Across the work of Richard Ayodeji Ikhide, a pool of influences coalesce. Stylistically, the London-based artist says comic-artist Moebius had a significant impact on his practice. Echoes of this can be seen in Richard’s own detailed pen work, often sitting against looser, shifting watercolour forms. On the latter, he attributes another influence, Yoshitaka Amano, a concept designer working primarily with watercolours for the Final Fantasy games, which “usually incorporat[ed] mythological figures from various cultures”, Richard describes. Kerry James Marshall is another inspiration, “in terms of his dedication to the Black aesthetic and wanting to include the experiences of the Black subject within the canon on painting”, he tells It’s Nice That.
As a kid in the 90s, Richard grew up watching cartoons and reading comics and manga – mediums which still breathe in the futuristic, layered worlds he builds today.

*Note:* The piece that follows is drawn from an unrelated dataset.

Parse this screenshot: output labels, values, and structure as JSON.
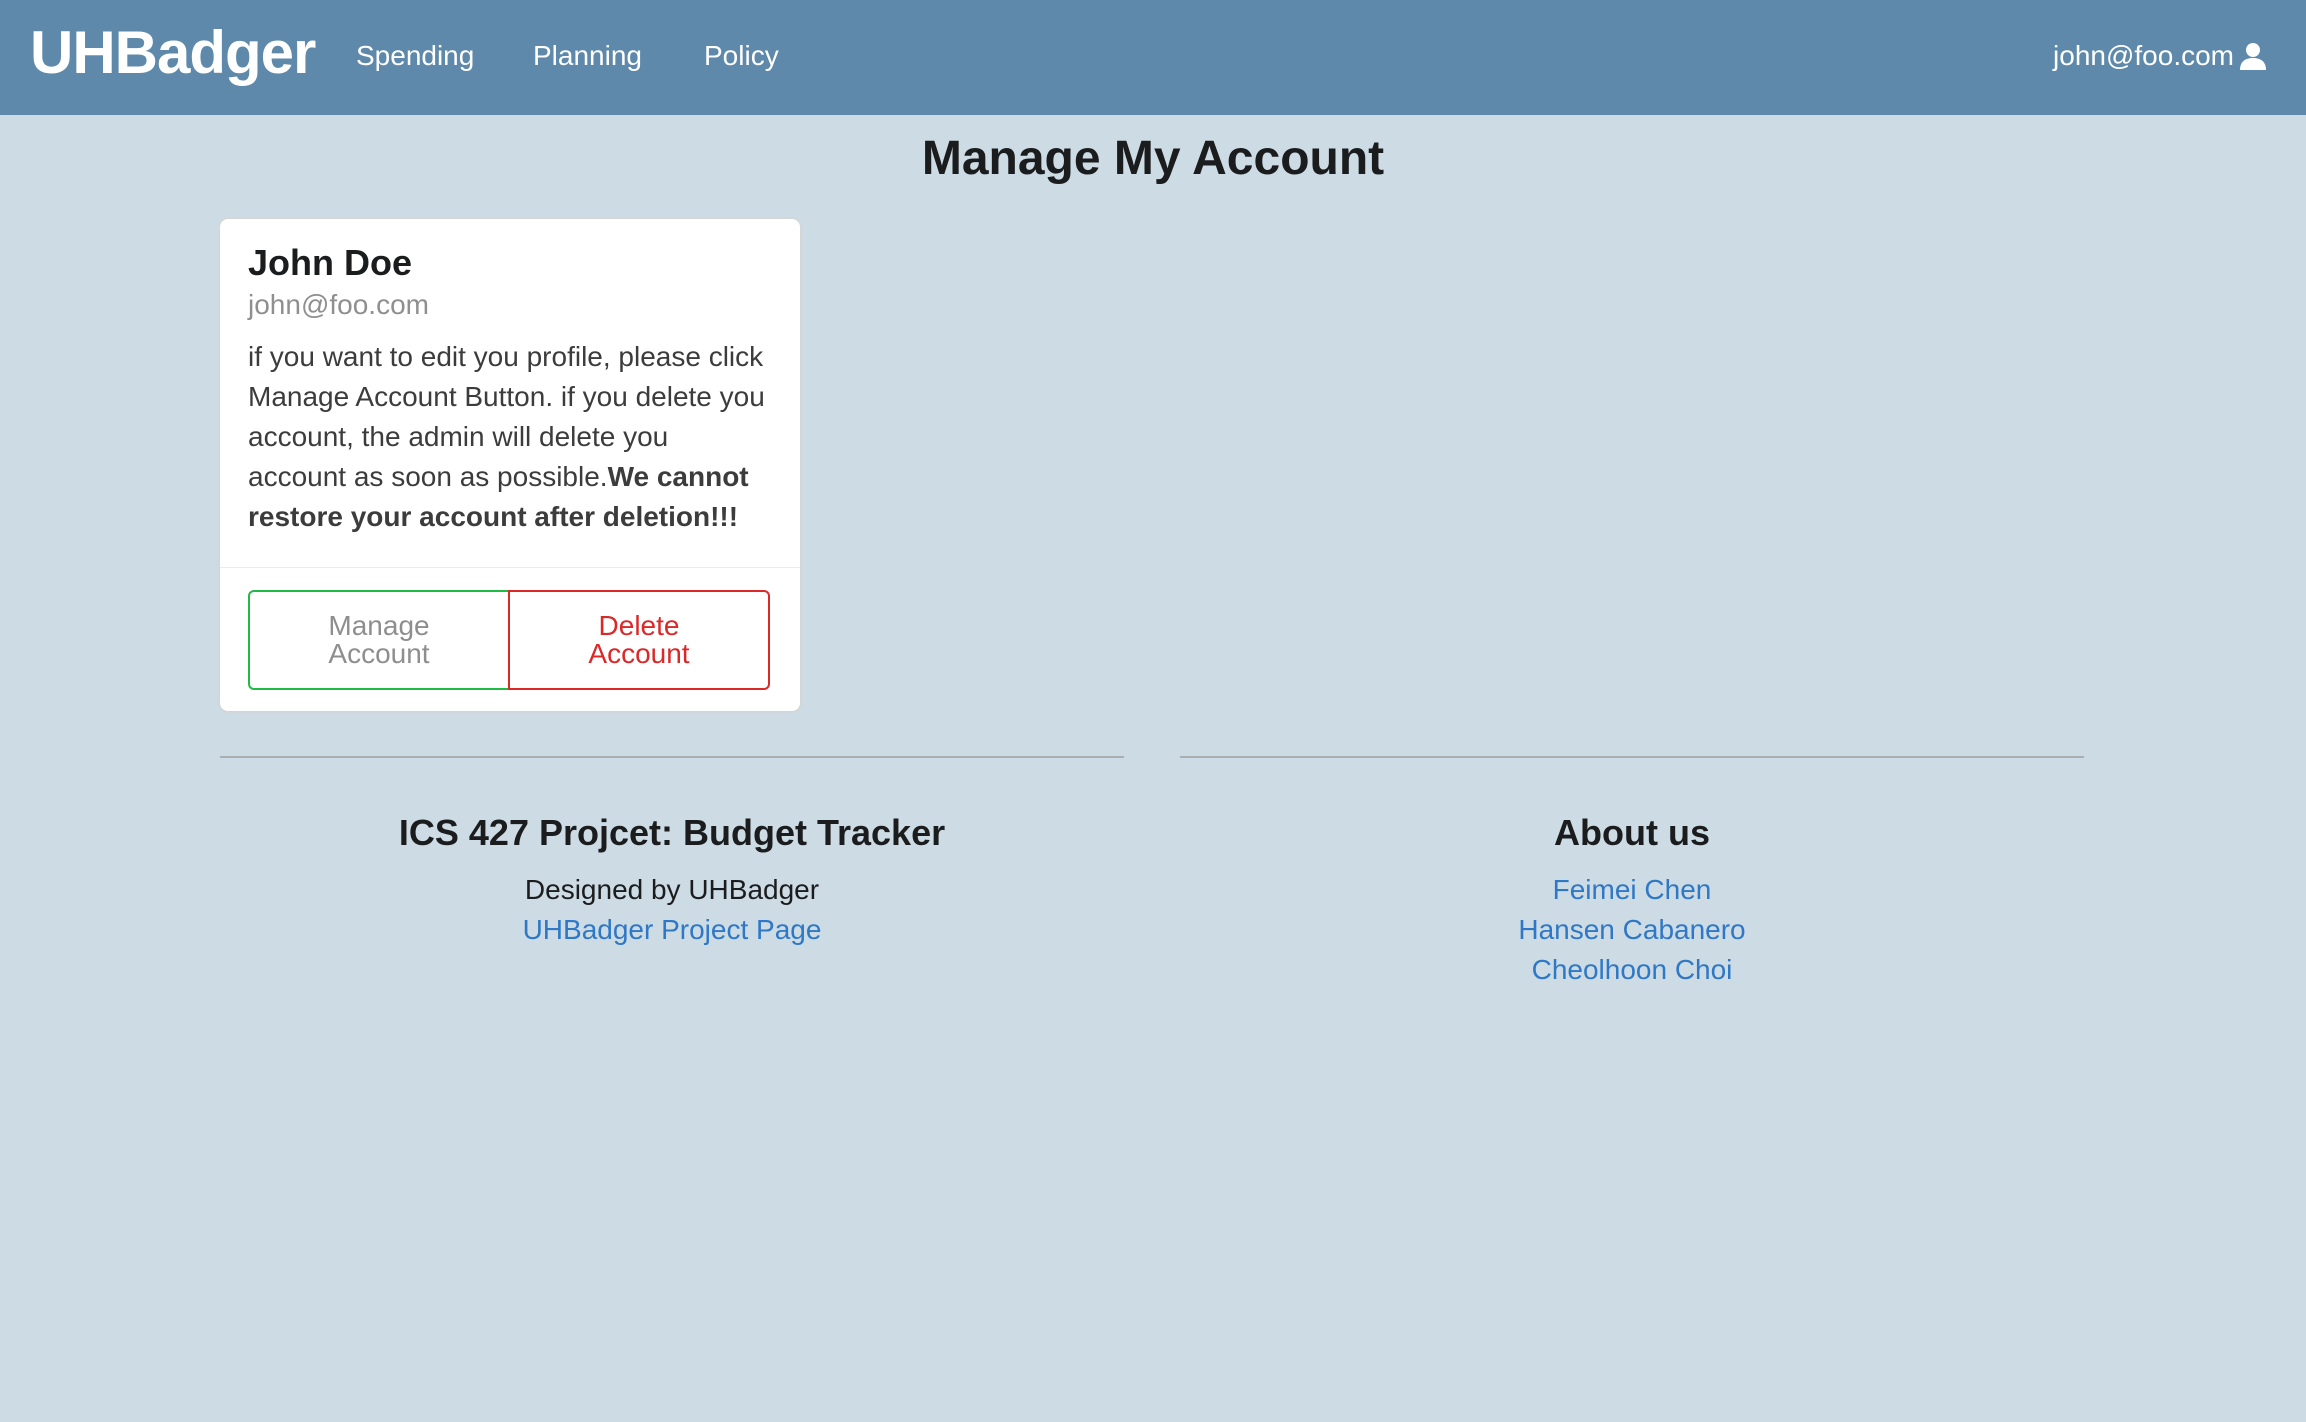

A range of interests and concepts play out, from science fiction and physics to “non-physical realities” and myths. “But it’s interesting,” Richard continues on his childhood inspirations, “because prior to coming to England, I’m consuming these forms of media alongside my own cultural history of being a Nigerian so both have come together into this blend of the ancient and the future,” he summarises.
Richard says he likes to think of work existing in a “Future Past setting”, referencing antiquity but also possible future developments. While they might seem opposing ideas, he explains that the two states are actually more interweaved than we might expect. “There are various aspects of humanities antiquity which we don’t understand and almost seem futuristic in some way,” he says, “like megalithic sites, which seems to be an ancient building technology which has been lost to us and something which we can replicate today.” In this way, even when Richard’s work digs into the past and explore ideas from history, it can still appear futuristic.
Drawing plays a huge part in how Richard explores these themes. The artist initially studied a textile degree at Central Saint Martins, before going to the Royal Drawing School and making the switch to fine art. He found another key aspect of his practice here too: “I had tried a few things while I was on the drawing year but seemed to have an affinity with watercolours,” he says, “even though they could be a bit tedious to use at the scales I work on, there is something meditative about working with watercolours which I enjoy.”
In one of Richard’s latest watercolours, titled Ko Ara Re (Constructing Yourself), ideas around this “the future past space” are explored further. Depicting a “childlike figure” moulding another figure out of “clay-like material” in a workshop, Richard says both “cultural motifs and sculptures from antiquity” feature. Small sculptures line the edges of the work, both beautifully precise and abstract. Richard explains that it’s “based on the idea of the individual constructing one’s sense of self identity through various experiences and influences both conscious and unconscious”.
There are a lot of fascinating concepts to chew over in each work. And within them, hints of recognisable media, like the kind of shows you might have watched growing up – especially if you were a sci-fi nut – offer viewers a familiar way in.
Richard Ayodeji Ikhide: AWÓN OŚERE 1 (Copyright © Richard Ayodeji Ikhide, 2020)
About the Author
Liz (she/they) joined It’s Nice That as news writer in December 2021. After graduating from the University of Bristol, they worked freelance, writing for independent publications such as Little White Lies, Indie magazine and design studio Evermade.